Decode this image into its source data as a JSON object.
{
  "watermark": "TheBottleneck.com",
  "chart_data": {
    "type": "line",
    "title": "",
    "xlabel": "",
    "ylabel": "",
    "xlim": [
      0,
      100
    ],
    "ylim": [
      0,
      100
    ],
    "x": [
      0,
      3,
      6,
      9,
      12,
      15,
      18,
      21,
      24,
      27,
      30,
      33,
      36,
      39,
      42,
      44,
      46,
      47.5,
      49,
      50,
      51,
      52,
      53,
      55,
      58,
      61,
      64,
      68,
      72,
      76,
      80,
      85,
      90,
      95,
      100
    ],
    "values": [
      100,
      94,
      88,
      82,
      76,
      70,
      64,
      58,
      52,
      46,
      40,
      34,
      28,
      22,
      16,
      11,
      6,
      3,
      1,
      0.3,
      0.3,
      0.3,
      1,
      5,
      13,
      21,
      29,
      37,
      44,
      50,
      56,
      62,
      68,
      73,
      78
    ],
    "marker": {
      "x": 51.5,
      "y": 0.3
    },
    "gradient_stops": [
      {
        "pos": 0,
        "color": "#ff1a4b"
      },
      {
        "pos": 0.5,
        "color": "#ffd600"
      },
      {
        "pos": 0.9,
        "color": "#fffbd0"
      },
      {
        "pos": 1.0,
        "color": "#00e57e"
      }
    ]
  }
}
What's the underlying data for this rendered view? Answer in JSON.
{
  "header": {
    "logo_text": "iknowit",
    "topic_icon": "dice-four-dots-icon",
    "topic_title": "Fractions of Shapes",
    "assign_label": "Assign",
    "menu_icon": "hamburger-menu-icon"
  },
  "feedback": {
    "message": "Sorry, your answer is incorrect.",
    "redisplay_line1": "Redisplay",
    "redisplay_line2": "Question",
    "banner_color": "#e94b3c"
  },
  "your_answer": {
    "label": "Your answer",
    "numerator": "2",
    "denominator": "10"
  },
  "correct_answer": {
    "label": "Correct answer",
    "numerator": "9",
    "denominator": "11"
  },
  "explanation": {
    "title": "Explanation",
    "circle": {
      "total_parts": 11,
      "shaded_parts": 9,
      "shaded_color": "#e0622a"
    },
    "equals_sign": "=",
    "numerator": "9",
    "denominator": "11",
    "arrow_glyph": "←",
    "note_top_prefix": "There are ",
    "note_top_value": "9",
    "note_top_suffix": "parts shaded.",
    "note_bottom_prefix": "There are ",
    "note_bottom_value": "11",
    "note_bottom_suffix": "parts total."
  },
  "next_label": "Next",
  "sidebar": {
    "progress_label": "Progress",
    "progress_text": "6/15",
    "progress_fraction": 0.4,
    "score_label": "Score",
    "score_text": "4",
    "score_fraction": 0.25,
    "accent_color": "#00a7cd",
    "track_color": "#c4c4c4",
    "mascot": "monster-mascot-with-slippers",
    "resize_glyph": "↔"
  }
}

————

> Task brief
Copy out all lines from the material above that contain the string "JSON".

> Written answer
Decode this image into its source data as a JSON object.
What's the underlying data for this rendered view? Answer in JSON.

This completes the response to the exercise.